RECORDS FOR THIS TASK section start
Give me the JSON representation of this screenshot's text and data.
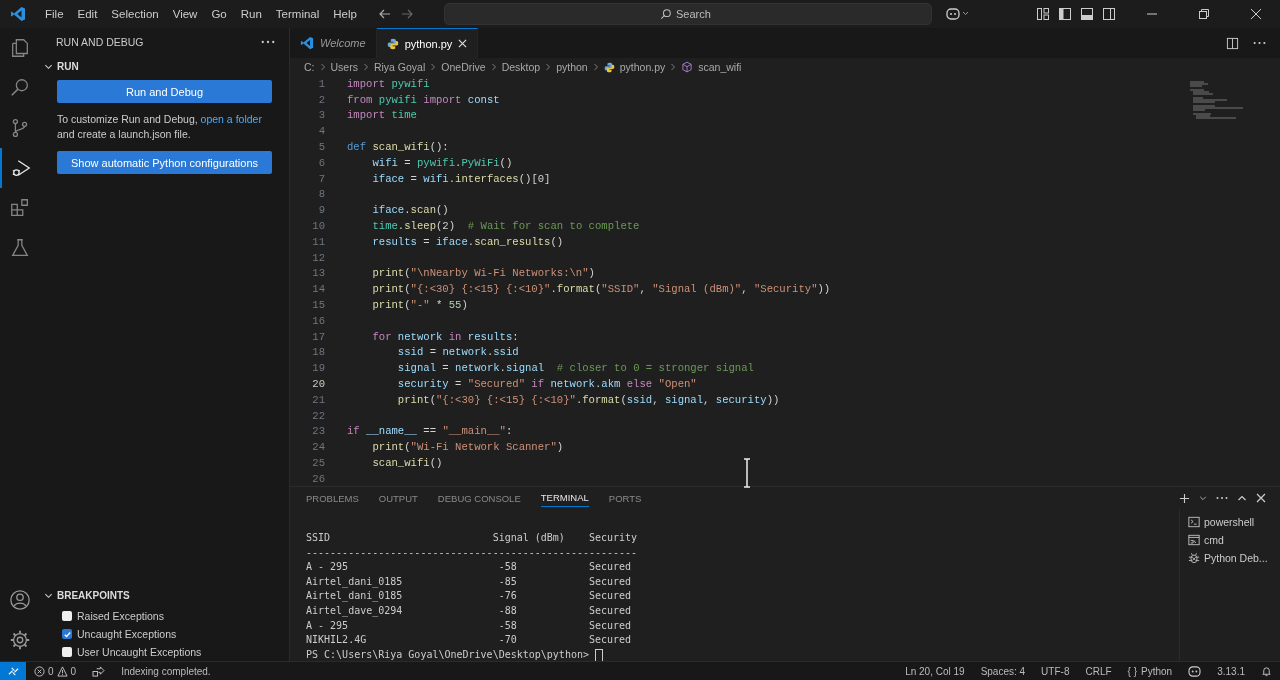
{
  "title_bar": {
    "menus": [
      "File",
      "Edit",
      "Selection",
      "View",
      "Go",
      "Run",
      "Terminal",
      "Help"
    ],
    "search": {
      "placeholder": "Search"
    }
  },
  "activity_bar": {
    "items": [
      {
        "kind": "explorer",
        "selected": false
      },
      {
        "kind": "search",
        "selected": false
      },
      {
        "kind": "source-control",
        "selected": false
      },
      {
        "kind": "run",
        "selected": true
      },
      {
        "kind": "extensions",
        "selected": false
      },
      {
        "kind": "testing",
        "selected": false
      }
    ]
  },
  "sidebar": {
    "title": "RUN AND DEBUG",
    "run_section": {
      "title": "RUN",
      "expanded": true,
      "button": "Run and Debug",
      "text_before": "To customize Run and Debug, ",
      "link": "open a folder",
      "text_after": " and create a launch.json file.",
      "button_2": "Show automatic Python configurations"
    },
    "breakpoints": {
      "title": "BREAKPOINTS",
      "expanded": true,
      "items": [
        {
          "label": "Raised Exceptions",
          "checked": false
        },
        {
          "label": "Uncaught Exceptions",
          "checked": true
        },
        {
          "label": "User Uncaught Exceptions",
          "checked": false
        }
      ]
    }
  },
  "tabs": [
    {
      "label": "Welcome",
      "kind": "welcome",
      "selected": false
    },
    {
      "label": "python.py",
      "kind": "python",
      "selected": true
    }
  ],
  "breadcrumb": [
    {
      "label": "C:",
      "kind": "folder"
    },
    {
      "label": "Users",
      "kind": "folder"
    },
    {
      "label": "Riya Goyal",
      "kind": "folder"
    },
    {
      "label": "OneDrive",
      "kind": "folder"
    },
    {
      "label": "Desktop",
      "kind": "folder"
    },
    {
      "label": "python",
      "kind": "folder"
    },
    {
      "label": "python.py",
      "kind": "file"
    },
    {
      "label": "scan_wifi",
      "kind": "symbol"
    }
  ],
  "code": [
    {
      "n": "1",
      "current": false,
      "tokens": [
        {
          "t": "import",
          "kind": "keyword"
        },
        {
          "t": " pywifi",
          "kind": "module"
        }
      ]
    },
    {
      "n": "2",
      "current": false,
      "tokens": [
        {
          "t": "from",
          "kind": "keyword"
        },
        {
          "t": " pywifi ",
          "kind": "module"
        },
        {
          "t": "import",
          "kind": "keyword"
        },
        {
          "t": " const",
          "kind": "variable"
        }
      ]
    },
    {
      "n": "3",
      "current": false,
      "tokens": [
        {
          "t": "import",
          "kind": "keyword"
        },
        {
          "t": " time",
          "kind": "module"
        }
      ]
    },
    {
      "n": "4",
      "current": false
    },
    {
      "n": "5",
      "current": false,
      "tokens": [
        {
          "t": "def",
          "kind": "storage"
        },
        {
          "t": " scan_wifi",
          "kind": "function"
        },
        {
          "t": "():",
          "kind": "plain"
        }
      ]
    },
    {
      "n": "6",
      "current": false,
      "tokens": [
        {
          "t": "    wifi",
          "kind": "variable"
        },
        {
          "t": " = ",
          "kind": "plain"
        },
        {
          "t": "pywifi",
          "kind": "module"
        },
        {
          "t": ".",
          "kind": "plain"
        },
        {
          "t": "PyWiFi",
          "kind": "module"
        },
        {
          "t": "()",
          "kind": "plain"
        }
      ]
    },
    {
      "n": "7",
      "current": false,
      "tokens": [
        {
          "t": "    iface",
          "kind": "variable"
        },
        {
          "t": " = ",
          "kind": "plain"
        },
        {
          "t": "wifi",
          "kind": "variable"
        },
        {
          "t": ".",
          "kind": "plain"
        },
        {
          "t": "interfaces",
          "kind": "function"
        },
        {
          "t": "()[0]",
          "kind": "plain"
        }
      ]
    },
    {
      "n": "8",
      "current": false
    },
    {
      "n": "9",
      "current": false,
      "tokens": [
        {
          "t": "    iface",
          "kind": "variable"
        },
        {
          "t": ".",
          "kind": "plain"
        },
        {
          "t": "scan",
          "kind": "function"
        },
        {
          "t": "()",
          "kind": "plain"
        }
      ]
    },
    {
      "n": "10",
      "current": false,
      "tokens": [
        {
          "t": "    time",
          "kind": "module"
        },
        {
          "t": ".",
          "kind": "plain"
        },
        {
          "t": "sleep",
          "kind": "function"
        },
        {
          "t": "(2)",
          "kind": "plain"
        },
        {
          "t": "  # Wait for scan to complete",
          "kind": "comment"
        }
      ]
    },
    {
      "n": "11",
      "current": false,
      "tokens": [
        {
          "t": "    results",
          "kind": "variable"
        },
        {
          "t": " = ",
          "kind": "plain"
        },
        {
          "t": "iface",
          "kind": "variable"
        },
        {
          "t": ".",
          "kind": "plain"
        },
        {
          "t": "scan_results",
          "kind": "function"
        },
        {
          "t": "()",
          "kind": "plain"
        }
      ]
    },
    {
      "n": "12",
      "current": false
    },
    {
      "n": "13",
      "current": false,
      "tokens": [
        {
          "t": "    print",
          "kind": "function"
        },
        {
          "t": "(",
          "kind": "plain"
        },
        {
          "t": "\"\\nNearby Wi-Fi Networks:\\n\"",
          "kind": "string"
        },
        {
          "t": ")",
          "kind": "plain"
        }
      ]
    },
    {
      "n": "14",
      "current": false,
      "tokens": [
        {
          "t": "    print",
          "kind": "function"
        },
        {
          "t": "(",
          "kind": "plain"
        },
        {
          "t": "\"{:<30} {:<15} {:<10}\"",
          "kind": "string"
        },
        {
          "t": ".",
          "kind": "plain"
        },
        {
          "t": "format",
          "kind": "function"
        },
        {
          "t": "(",
          "kind": "plain"
        },
        {
          "t": "\"SSID\"",
          "kind": "string"
        },
        {
          "t": ", ",
          "kind": "plain"
        },
        {
          "t": "\"Signal (dBm)\"",
          "kind": "string"
        },
        {
          "t": ", ",
          "kind": "plain"
        },
        {
          "t": "\"Security\"",
          "kind": "string"
        },
        {
          "t": "))",
          "kind": "plain"
        }
      ]
    },
    {
      "n": "15",
      "current": false,
      "tokens": [
        {
          "t": "    print",
          "kind": "function"
        },
        {
          "t": "(",
          "kind": "plain"
        },
        {
          "t": "\"-\"",
          "kind": "string"
        },
        {
          "t": " * ",
          "kind": "plain"
        },
        {
          "t": "55",
          "kind": "number"
        },
        {
          "t": ")",
          "kind": "plain"
        }
      ]
    },
    {
      "n": "16",
      "current": false
    },
    {
      "n": "17",
      "current": false,
      "tokens": [
        {
          "t": "    for",
          "kind": "keyword"
        },
        {
          "t": " network ",
          "kind": "variable"
        },
        {
          "t": "in",
          "kind": "keyword"
        },
        {
          "t": " results",
          "kind": "variable"
        },
        {
          "t": ":",
          "kind": "plain"
        }
      ]
    },
    {
      "n": "18",
      "current": false,
      "tokens": [
        {
          "t": "        ssid",
          "kind": "variable"
        },
        {
          "t": " = ",
          "kind": "plain"
        },
        {
          "t": "network",
          "kind": "variable"
        },
        {
          "t": ".",
          "kind": "plain"
        },
        {
          "t": "ssid",
          "kind": "variable"
        }
      ]
    },
    {
      "n": "19",
      "current": false,
      "tokens": [
        {
          "t": "        signal",
          "kind": "variable"
        },
        {
          "t": " = ",
          "kind": "plain"
        },
        {
          "t": "network",
          "kind": "variable"
        },
        {
          "t": ".",
          "kind": "plain"
        },
        {
          "t": "signal",
          "kind": "variable"
        },
        {
          "t": "  # closer to 0 = stronger signal",
          "kind": "comment"
        }
      ]
    },
    {
      "n": "20",
      "current": true,
      "tokens": [
        {
          "t": "        security",
          "kind": "variable"
        },
        {
          "t": " = ",
          "kind": "plain"
        },
        {
          "t": "\"Secured\"",
          "kind": "string"
        },
        {
          "t": " if ",
          "kind": "keyword"
        },
        {
          "t": "network",
          "kind": "variable"
        },
        {
          "t": ".",
          "kind": "plain"
        },
        {
          "t": "akm",
          "kind": "variable"
        },
        {
          "t": " else ",
          "kind": "keyword"
        },
        {
          "t": "\"Open\"",
          "kind": "string"
        }
      ]
    },
    {
      "n": "21",
      "current": false,
      "tokens": [
        {
          "t": "        print",
          "kind": "function"
        },
        {
          "t": "(",
          "kind": "plain"
        },
        {
          "t": "\"{:<30} {:<15} {:<10}\"",
          "kind": "string"
        },
        {
          "t": ".",
          "kind": "plain"
        },
        {
          "t": "format",
          "kind": "function"
        },
        {
          "t": "(",
          "kind": "plain"
        },
        {
          "t": "ssid",
          "kind": "variable"
        },
        {
          "t": ", ",
          "kind": "plain"
        },
        {
          "t": "signal",
          "kind": "variable"
        },
        {
          "t": ", ",
          "kind": "plain"
        },
        {
          "t": "security",
          "kind": "variable"
        },
        {
          "t": "))",
          "kind": "plain"
        }
      ]
    },
    {
      "n": "22",
      "current": false
    },
    {
      "n": "23",
      "current": false,
      "tokens": [
        {
          "t": "if",
          "kind": "keyword"
        },
        {
          "t": " __name__",
          "kind": "variable"
        },
        {
          "t": " == ",
          "kind": "plain"
        },
        {
          "t": "\"__main__\"",
          "kind": "string"
        },
        {
          "t": ":",
          "kind": "plain"
        }
      ]
    },
    {
      "n": "24",
      "current": false,
      "tokens": [
        {
          "t": "    print",
          "kind": "function"
        },
        {
          "t": "(",
          "kind": "plain"
        },
        {
          "t": "\"Wi-Fi Network Scanner\"",
          "kind": "string"
        },
        {
          "t": ")",
          "kind": "plain"
        }
      ]
    },
    {
      "n": "25",
      "current": false,
      "tokens": [
        {
          "t": "    scan_wifi",
          "kind": "function"
        },
        {
          "t": "()",
          "kind": "plain"
        }
      ]
    },
    {
      "n": "26",
      "current": false
    }
  ],
  "panel": {
    "tabs": [
      {
        "label": "PROBLEMS",
        "selected": false
      },
      {
        "label": "OUTPUT",
        "selected": false
      },
      {
        "label": "DEBUG CONSOLE",
        "selected": false
      },
      {
        "label": "TERMINAL",
        "selected": true
      },
      {
        "label": "PORTS",
        "selected": false
      }
    ],
    "terminal_lines": [
      "SSID                           Signal (dBm)    Security",
      "-------------------------------------------------------",
      "A - 295                         -58            Secured",
      "Airtel_dani_0185                -85            Secured",
      "Airtel_dani_0185                -76            Secured",
      "Airtel_dave_0294                -88            Secured",
      "A - 295                         -58            Secured",
      "NIKHIL2.4G                      -70            Secured"
    ],
    "prompt": "PS C:\\Users\\Riya Goyal\\OneDrive\\Desktop\\python>",
    "terminals": [
      {
        "label": "powershell",
        "kind": "shell",
        "selected": false
      },
      {
        "label": "cmd",
        "kind": "cmd",
        "selected": false
      },
      {
        "label": "Python Deb...",
        "kind": "debug",
        "selected": false
      }
    ]
  },
  "status_bar": {
    "errors": "0",
    "warnings": "0",
    "message": "Indexing completed.",
    "right": [
      "Ln 20, Col 19",
      "Spaces: 4",
      "UTF-8",
      "CRLF"
    ],
    "language_icon": "{ }",
    "language": "Python",
    "version": "3.13.1"
  }
}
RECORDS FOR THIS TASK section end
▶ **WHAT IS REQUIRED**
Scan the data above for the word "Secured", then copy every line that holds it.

▶ **EXERCISE SOLUTION**
          "t": "\"Secured\"",
      "A - 295                         -58            Secured",
      "Airtel_dani_0185                -85            Secured",
      "Airtel_dani_0185                -76            Secured",
      "Airtel_dave_0294                -88            Secured",
      "A - 295                         -58            Secured",
      "NIKHIL2.4G                      -70            Secured"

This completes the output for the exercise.